"There were no injuries," Jette said. "The item never ended up in
the kid's mouth."
The parent bought the baby food at one of three Ralphs
supermarkets in the city, but Jette could not specify which one.
Items packaged and shipped with the tainted food have been pulled
from the stores' shelves, and investigators are determining how many
more grocers should follow suit, he added.
Police are unsure how or where the safety pin was placed in the
bottle.

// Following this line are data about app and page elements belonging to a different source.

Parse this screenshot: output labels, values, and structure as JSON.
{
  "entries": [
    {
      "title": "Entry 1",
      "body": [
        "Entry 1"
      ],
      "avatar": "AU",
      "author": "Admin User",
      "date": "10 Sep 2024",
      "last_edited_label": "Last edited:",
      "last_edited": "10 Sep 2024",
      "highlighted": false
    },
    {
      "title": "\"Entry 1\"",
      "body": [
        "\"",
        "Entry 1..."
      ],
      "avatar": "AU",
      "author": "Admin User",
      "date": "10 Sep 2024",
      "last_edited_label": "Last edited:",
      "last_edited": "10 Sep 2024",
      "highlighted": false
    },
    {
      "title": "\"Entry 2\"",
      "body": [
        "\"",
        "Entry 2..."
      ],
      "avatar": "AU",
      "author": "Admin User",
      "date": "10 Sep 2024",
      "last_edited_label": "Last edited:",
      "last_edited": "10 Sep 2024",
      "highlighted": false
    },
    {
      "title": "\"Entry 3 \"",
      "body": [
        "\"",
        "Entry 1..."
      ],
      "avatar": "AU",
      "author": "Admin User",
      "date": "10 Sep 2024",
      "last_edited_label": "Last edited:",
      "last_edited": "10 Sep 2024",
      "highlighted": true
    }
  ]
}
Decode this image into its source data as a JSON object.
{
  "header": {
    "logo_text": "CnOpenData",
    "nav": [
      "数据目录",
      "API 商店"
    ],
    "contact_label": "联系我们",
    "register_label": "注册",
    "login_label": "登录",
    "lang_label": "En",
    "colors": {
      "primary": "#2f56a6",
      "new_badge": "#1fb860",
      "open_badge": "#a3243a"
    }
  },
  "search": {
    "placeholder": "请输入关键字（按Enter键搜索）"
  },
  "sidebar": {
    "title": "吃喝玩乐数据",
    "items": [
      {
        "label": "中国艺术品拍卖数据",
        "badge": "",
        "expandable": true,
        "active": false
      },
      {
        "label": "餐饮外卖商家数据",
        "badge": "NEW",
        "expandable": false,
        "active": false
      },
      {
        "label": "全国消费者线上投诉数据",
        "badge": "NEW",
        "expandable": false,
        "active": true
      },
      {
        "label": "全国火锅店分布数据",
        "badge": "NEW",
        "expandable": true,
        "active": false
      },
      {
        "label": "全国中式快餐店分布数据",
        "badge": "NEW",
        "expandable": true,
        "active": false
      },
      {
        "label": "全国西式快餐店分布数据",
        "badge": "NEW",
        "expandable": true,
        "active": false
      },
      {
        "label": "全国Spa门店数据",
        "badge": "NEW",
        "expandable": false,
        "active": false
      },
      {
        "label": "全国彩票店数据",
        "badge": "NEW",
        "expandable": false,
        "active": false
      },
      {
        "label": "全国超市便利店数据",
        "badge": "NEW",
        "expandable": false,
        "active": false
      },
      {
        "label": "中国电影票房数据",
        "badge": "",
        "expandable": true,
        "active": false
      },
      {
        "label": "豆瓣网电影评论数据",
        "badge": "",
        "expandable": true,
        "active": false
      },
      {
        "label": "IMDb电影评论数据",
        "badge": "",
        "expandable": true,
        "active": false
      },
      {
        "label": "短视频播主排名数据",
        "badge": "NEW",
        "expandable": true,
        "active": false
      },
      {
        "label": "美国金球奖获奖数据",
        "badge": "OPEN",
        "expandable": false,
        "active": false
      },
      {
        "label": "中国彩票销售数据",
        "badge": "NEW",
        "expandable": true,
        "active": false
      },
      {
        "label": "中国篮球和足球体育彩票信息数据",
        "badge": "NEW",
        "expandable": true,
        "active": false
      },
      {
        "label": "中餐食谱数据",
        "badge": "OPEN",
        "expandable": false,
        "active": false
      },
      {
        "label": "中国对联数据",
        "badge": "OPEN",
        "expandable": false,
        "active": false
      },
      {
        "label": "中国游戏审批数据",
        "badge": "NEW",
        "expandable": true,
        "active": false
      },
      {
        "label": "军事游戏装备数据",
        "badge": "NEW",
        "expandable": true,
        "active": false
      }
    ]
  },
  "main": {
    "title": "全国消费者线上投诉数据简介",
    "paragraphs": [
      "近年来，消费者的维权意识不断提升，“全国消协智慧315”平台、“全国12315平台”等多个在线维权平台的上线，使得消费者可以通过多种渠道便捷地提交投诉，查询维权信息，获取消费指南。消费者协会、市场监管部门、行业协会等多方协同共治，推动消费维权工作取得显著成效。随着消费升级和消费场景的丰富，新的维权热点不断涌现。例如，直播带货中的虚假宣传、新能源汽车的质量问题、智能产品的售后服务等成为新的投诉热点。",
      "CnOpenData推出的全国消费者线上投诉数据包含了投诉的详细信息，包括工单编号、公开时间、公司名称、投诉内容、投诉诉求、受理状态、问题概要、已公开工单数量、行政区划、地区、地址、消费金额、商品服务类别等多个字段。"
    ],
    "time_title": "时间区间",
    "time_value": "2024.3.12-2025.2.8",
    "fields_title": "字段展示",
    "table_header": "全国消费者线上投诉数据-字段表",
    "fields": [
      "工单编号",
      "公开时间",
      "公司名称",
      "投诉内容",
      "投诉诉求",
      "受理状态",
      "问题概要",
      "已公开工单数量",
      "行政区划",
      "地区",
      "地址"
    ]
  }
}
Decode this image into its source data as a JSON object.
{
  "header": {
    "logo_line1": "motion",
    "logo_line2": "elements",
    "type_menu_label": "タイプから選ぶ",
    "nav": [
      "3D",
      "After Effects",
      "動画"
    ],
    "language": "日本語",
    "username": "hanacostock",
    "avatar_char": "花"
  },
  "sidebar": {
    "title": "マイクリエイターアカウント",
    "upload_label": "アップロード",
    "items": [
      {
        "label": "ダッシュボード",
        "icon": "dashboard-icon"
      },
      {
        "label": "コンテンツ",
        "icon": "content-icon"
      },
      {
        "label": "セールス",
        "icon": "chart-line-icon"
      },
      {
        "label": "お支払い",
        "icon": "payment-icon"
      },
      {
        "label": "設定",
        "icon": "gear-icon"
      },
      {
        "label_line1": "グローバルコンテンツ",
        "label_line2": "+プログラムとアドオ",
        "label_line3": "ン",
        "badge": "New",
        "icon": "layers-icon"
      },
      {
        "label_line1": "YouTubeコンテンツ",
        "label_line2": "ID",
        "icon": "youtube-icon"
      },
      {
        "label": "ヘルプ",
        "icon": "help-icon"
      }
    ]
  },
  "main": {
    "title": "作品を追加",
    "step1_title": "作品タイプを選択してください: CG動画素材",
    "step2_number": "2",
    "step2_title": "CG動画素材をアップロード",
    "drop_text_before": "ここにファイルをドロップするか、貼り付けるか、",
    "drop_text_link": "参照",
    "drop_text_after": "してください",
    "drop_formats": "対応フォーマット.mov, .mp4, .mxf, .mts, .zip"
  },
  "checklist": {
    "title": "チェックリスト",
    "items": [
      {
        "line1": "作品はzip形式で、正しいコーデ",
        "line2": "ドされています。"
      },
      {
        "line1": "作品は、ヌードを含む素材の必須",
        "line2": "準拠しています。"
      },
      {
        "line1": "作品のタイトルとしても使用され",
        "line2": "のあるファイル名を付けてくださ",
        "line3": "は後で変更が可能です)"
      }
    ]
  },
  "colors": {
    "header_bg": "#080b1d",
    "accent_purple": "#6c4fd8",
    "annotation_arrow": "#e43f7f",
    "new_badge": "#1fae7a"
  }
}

But Lisa Lewis, a spokeswoman for St. Louis- based Beechnut
Nutrition Corp., does not believe the tampering happened in the
"Unfortunately, the customer doesn't recall if the safety button
was down or if there was a loud pop when opened," said Lewis,
referring to the bottle's safety devices.
Lewis said Friday that Beechnut is cooperating with police, but
doesn't plan to recall items until investigators tell the company
This incident does not appear to be connected to the contaminated
bottle of baby food found earlier this week in Irvine, Jette said.